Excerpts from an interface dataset
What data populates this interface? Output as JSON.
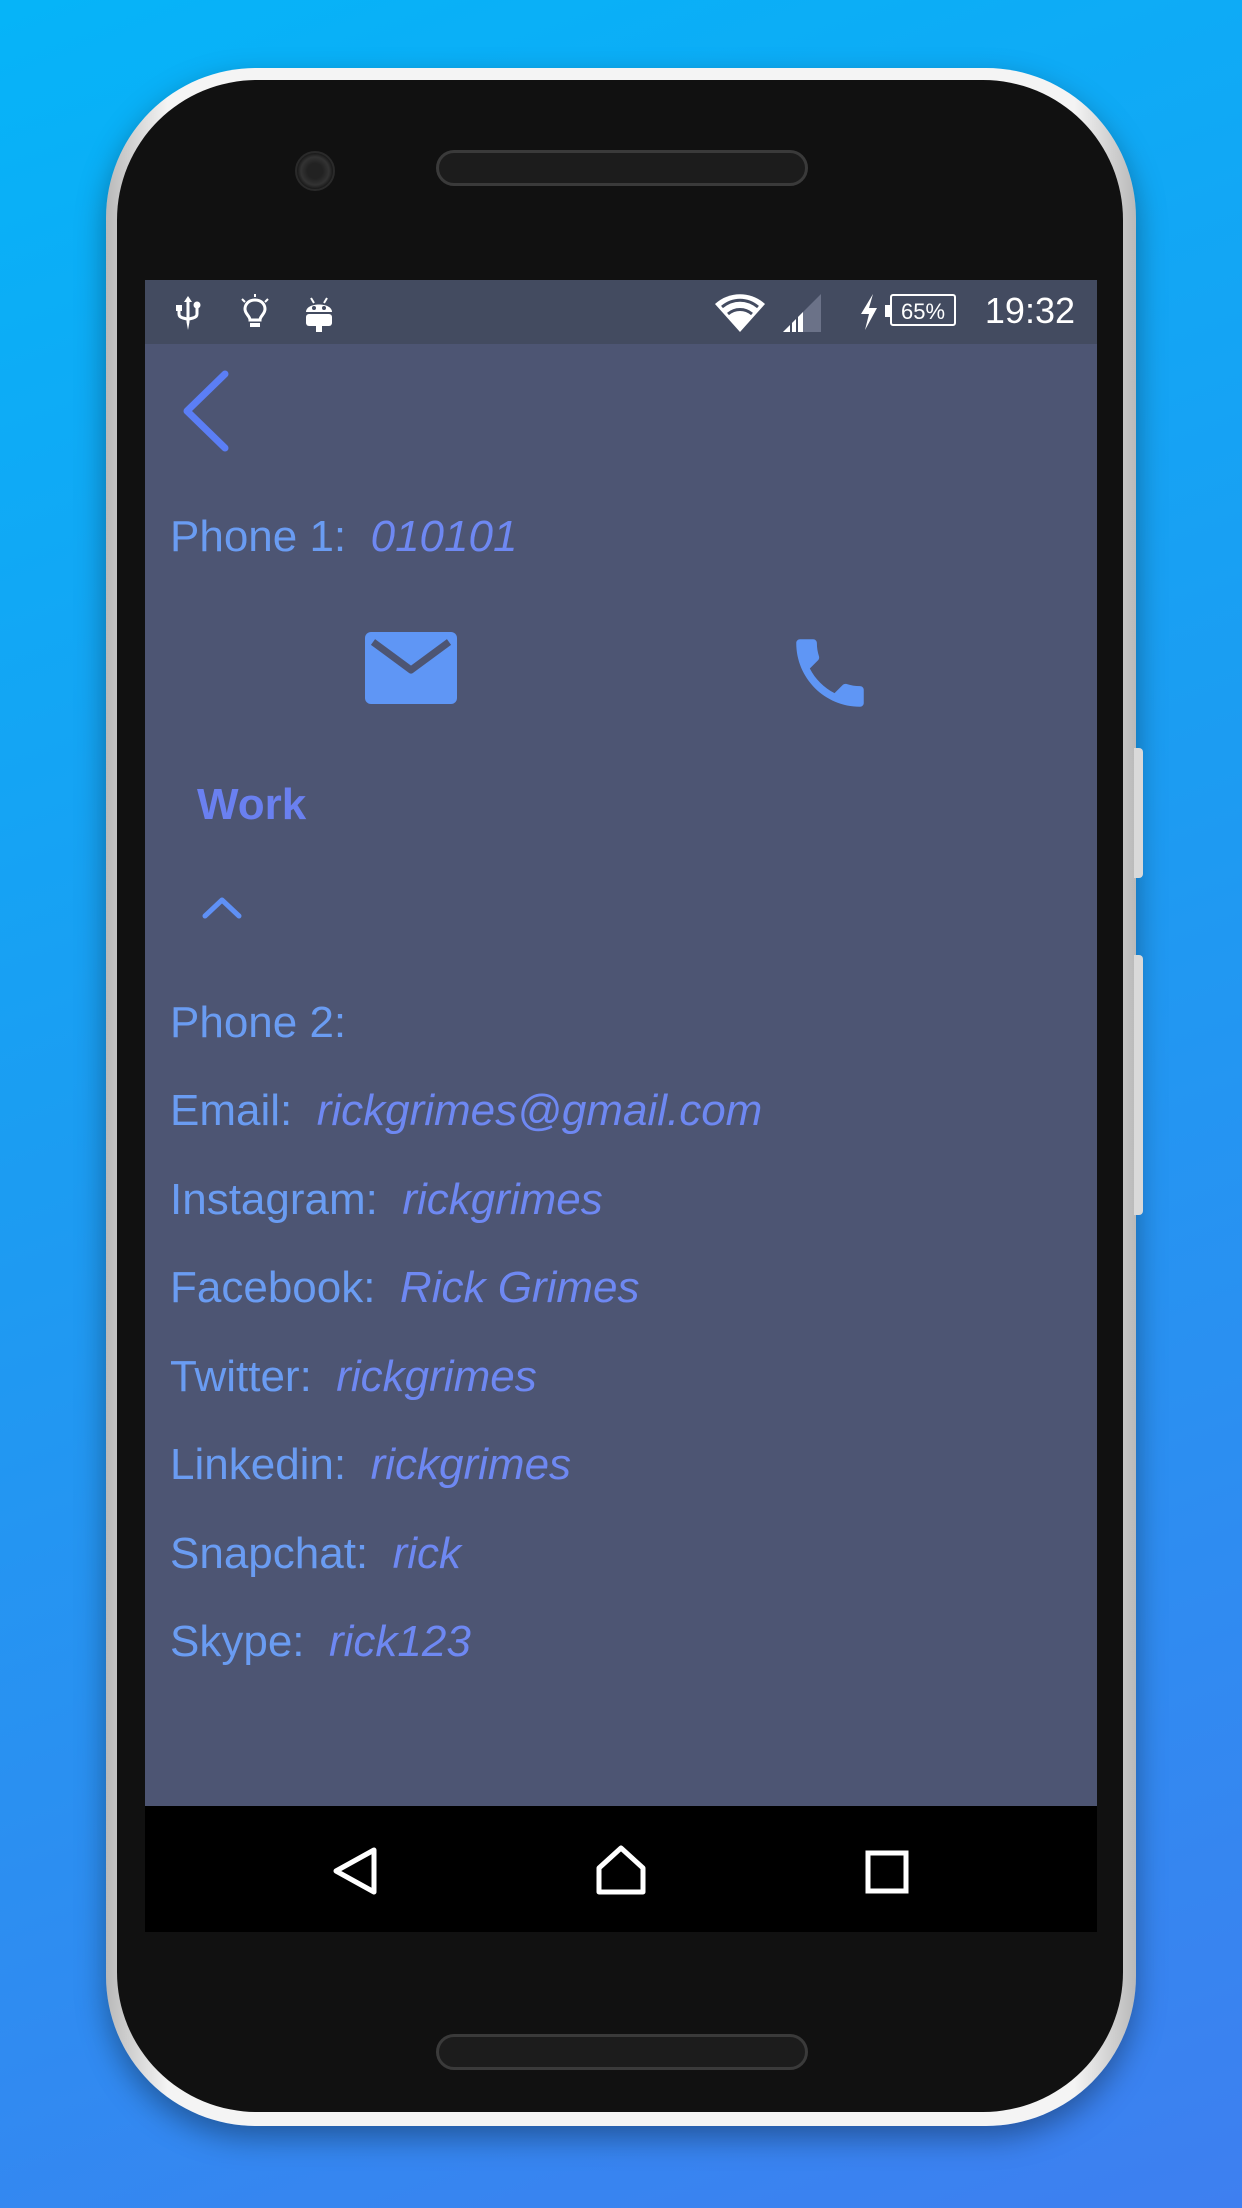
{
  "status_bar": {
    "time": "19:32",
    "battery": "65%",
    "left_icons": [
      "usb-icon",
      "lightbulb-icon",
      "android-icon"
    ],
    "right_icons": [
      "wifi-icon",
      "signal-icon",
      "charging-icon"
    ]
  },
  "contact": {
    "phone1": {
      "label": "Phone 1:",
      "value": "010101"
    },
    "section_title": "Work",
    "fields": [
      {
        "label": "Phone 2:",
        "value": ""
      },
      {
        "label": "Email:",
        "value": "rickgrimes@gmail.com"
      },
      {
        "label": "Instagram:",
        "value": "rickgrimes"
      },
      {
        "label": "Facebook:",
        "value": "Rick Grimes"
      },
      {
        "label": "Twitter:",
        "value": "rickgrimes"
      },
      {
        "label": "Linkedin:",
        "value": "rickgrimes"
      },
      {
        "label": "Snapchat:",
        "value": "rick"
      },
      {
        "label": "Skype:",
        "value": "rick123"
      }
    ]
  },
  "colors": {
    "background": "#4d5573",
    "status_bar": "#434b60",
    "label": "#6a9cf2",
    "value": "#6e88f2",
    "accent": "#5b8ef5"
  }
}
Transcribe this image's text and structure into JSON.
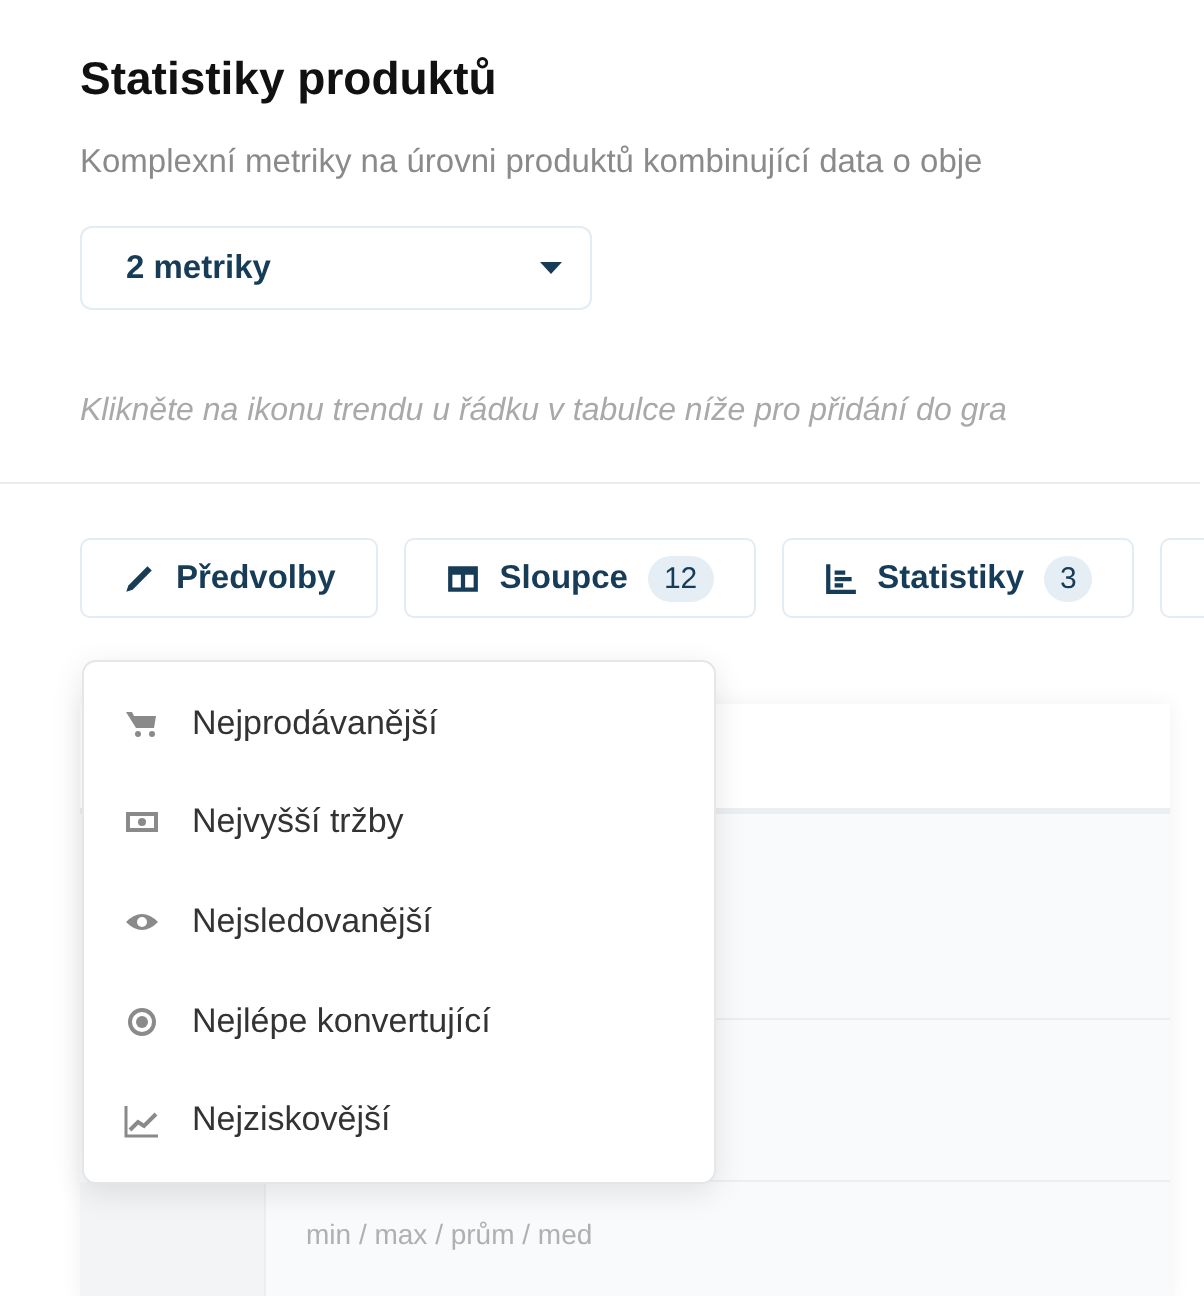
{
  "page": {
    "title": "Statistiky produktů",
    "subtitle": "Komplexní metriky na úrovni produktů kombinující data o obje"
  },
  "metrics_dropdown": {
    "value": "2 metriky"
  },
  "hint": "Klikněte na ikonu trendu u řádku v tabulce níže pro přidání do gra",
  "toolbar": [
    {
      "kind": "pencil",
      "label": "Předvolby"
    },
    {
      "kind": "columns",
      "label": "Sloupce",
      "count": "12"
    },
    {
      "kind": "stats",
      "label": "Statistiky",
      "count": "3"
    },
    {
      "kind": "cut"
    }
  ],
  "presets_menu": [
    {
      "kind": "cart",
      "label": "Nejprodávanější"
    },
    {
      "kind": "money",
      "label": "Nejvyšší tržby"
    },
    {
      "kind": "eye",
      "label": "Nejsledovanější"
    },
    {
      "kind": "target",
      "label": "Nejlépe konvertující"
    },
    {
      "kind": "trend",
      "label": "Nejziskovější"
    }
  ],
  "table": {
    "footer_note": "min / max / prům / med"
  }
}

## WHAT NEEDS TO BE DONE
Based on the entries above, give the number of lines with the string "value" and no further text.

## TASK RESULT
11